I play OSR games almost exclusively now and I am accustomed to this kind of improv, off-the-cuff play where player actions are the defining story element but even so, I found myself oddly stressed out playing the Goblin King. I can’t count the number of times where, in retrospect, I wish that I had handled something differently or where I came up with a better idea later on. I think players coming in from heavier RPGs are going to feel that the capital G-Game is too slight and those new to RPGs are going to be intimidated by how much of the creative work is put on the players and the Goblin King. You’ve got to have players that are willing to dig in and construct the world and its parameters as they play, and that’s a tall order for some
Fortunately, I’m the right kind of referee for this game and the folks I’ve played with have been the right kinds of players. We can roll with a sentence or a bit of text and spin something from that from a random table. The games I’ve played have been really fun, even if they’ve been oddly stressful and rather dependent on my improv skills.
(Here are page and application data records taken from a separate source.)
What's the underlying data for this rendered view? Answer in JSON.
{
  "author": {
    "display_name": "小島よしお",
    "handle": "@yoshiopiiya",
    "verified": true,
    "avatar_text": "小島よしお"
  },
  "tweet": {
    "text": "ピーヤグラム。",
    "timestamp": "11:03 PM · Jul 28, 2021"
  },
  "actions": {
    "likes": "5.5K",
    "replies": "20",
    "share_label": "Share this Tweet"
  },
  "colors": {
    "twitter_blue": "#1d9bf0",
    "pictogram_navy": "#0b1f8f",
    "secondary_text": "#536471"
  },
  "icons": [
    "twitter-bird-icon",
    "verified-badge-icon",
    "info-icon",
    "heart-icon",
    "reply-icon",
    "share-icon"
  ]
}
Regardless, I love this book and I love having it in my RPG collection. I think the format and layout are outstanding, and I wouldn’t mind seeing other adventure games using this same structure. The two page encounters are well written and sometimes brilliant with charming riddles and simple puzzles, and I like that I can draw a map or diagram of each on an index card quickly to set up a scene and get everyone right into the next bit of the story. The tables, bestiary, and other administrative level stuff are all uniformly excellent and inspiring.
But, there again, you have to be willing to use this book as a tool rather than as a gospel. To be honest though, interested players could just as easily use any desired RPG system to play through this game if the included rules are too vague or not structured enough. I’ve thought about using Into the Odd or Ben Milton’s Knave to give it a little more heft, but it’s really up to you. As the book suggests, every Goblin King is different, every Labyrinth is different. It’s only make believe.